However, we do applaud good work without examining party affiliation. Last week, Rep. Jeff Fortenberry led one of the few bipartisan efforts in this year’s Congress that may lead us toward a more peaceful world, and most Nebraskans probably did not notice it.
While folks in the First District may be familiar with Fortenberry’s positions on the farm bill, Grover Norquist’s tax pledge or CENTCOM, we have not attended to his positions on nuclear programs based in other states.
Beyond Nebraska’s borders, billions of dollars are spent on nuclear nonproliferation every year, and Nebraska’s congressional delegation has a lot to say about how it’s spent. Sen. Ben Nelson’s positions on the Senate Appropriations and Armed Services committees mean he’s involved in budgeting for nuclear weapons, but recently Fortenberry also has shown an interest in nuclear security.
During deliberations over the House energy and water appropriations bill for 2013, Fortenberry sponsored an amendment to move $17 million from the Mixed Oxide Plutonium Fuel (MOX) Program to the Global Threat Reduction Initiative (GTRI). The amendment passed in a landslide with support from both Republicans and Democrats. This is the second time in two years that Fortenberry has led a bipartisan effort to protect the GTRI, our first line of defense against nuclear terrorism.

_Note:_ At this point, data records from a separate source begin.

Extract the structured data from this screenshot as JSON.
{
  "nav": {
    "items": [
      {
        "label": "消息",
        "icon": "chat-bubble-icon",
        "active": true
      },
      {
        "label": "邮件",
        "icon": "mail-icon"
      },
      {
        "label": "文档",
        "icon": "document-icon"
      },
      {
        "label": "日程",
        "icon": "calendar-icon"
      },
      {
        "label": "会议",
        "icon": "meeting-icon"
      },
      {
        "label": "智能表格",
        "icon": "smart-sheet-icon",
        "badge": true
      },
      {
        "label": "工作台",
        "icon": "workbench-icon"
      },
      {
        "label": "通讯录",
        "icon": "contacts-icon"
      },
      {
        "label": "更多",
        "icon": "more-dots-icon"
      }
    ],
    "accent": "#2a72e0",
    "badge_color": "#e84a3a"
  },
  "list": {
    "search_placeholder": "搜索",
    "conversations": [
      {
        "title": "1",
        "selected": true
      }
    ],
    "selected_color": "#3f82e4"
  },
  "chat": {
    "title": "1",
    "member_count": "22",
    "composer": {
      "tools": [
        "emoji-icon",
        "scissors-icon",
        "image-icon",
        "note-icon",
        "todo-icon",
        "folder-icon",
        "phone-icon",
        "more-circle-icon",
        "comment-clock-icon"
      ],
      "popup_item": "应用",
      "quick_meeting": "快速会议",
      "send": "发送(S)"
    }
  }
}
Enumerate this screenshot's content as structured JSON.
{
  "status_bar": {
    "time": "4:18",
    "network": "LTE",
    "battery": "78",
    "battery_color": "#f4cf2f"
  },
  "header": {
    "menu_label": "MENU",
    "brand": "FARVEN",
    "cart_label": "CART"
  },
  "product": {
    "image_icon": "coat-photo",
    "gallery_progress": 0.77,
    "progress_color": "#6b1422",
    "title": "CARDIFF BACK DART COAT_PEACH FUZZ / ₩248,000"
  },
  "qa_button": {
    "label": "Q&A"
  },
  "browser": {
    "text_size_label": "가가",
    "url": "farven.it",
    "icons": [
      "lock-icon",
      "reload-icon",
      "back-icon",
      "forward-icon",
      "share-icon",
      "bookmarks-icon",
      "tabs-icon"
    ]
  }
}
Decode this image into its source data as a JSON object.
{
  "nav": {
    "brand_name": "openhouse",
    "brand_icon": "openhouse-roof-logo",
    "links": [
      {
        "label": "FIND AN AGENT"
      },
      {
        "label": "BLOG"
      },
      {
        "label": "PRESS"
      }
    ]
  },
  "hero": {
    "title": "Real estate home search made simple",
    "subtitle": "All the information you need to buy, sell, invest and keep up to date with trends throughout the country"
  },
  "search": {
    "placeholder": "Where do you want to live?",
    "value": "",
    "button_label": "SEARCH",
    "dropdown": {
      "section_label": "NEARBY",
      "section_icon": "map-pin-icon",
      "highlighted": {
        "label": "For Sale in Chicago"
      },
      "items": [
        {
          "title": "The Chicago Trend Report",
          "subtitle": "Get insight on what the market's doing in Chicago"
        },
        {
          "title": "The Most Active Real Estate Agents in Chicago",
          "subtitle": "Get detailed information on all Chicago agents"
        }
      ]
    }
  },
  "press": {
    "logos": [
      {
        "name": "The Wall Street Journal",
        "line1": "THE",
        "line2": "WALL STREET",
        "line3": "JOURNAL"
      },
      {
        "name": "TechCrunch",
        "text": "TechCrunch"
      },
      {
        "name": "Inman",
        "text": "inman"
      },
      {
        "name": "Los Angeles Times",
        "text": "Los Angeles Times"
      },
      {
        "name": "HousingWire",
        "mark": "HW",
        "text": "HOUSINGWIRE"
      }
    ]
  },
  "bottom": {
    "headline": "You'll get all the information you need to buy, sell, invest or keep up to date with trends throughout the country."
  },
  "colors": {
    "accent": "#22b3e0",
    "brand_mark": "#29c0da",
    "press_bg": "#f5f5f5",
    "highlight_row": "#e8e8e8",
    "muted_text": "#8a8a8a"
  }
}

Both MOX and GTRI are considered nonproliferation programs, but they do very different things and have different records of effectively spending tax dollars.
MOX is a scheme to blend plutonium from dismantled nuclear weapons with depleted uranium and put the mix into fuel for commercial utilities. Over the past decade, more than $3 billion has been spent on a MOX program that lacks a clear direction, consistently goes over budget and is set to make a product that no utilities have committed to use. If the program continues unchecked, it could pull as much as $20 billion into its orbit.
The Fortenberry-sponsored cut to the MOX program follows an earlier $152 million cut written into the original bill. In addition to the funding reduction, the nuclear spending bill directs new congressional oversight in the form of a Government Accountability Office report. This report will clarify exactly how much the MOX program should cost from start to finish and how long the program might take to complete its mission. All of these congressional actions signal a new congressional interest in transparency and oversight for the MOX program.
Speaking from the House floor, Fortenberry said, “We should be proud of our work as a country in our nuclear security efforts, but it is abundantly clear that the mixed oxide fuel program is not the most productive use of our constituents' taxpayer dollars.”
In contrast to MOX, GTRI is among the most productive federal programs ever undertaken. Since 2004, GTRI has removed all highly enriched uranium and plutonium from 21 countries -- enough to build 775 nuclear bombs and thousands of dirty bombs. GTRI and similar nonproliferation programs have prevented terrorists from obtaining nuclear material and play a critical role in our broader national security strategy.
In addition to GTRI’s effectiveness, it is an extremely efficient program. Nebraskans have been calling for more sensible nuclear policies for decades, advocating a nuclear weapons freeze and opposing nuclear weapons in space. After all of this effort, it is heartening to see our members of Congress leading the way with responsible plans to reorient nuclear spending
Fortenberry’s work is of a piece with these efforts and should be applauded by all Nebraskans. Nebraskans should be proud of the leadership Congress is displaying in the area of nuclear nonproliferation and of the fact that all of the Nebraska delegation has followed Fortenberry’s lead, ensuring that our taxes are spent on only the most effective programs.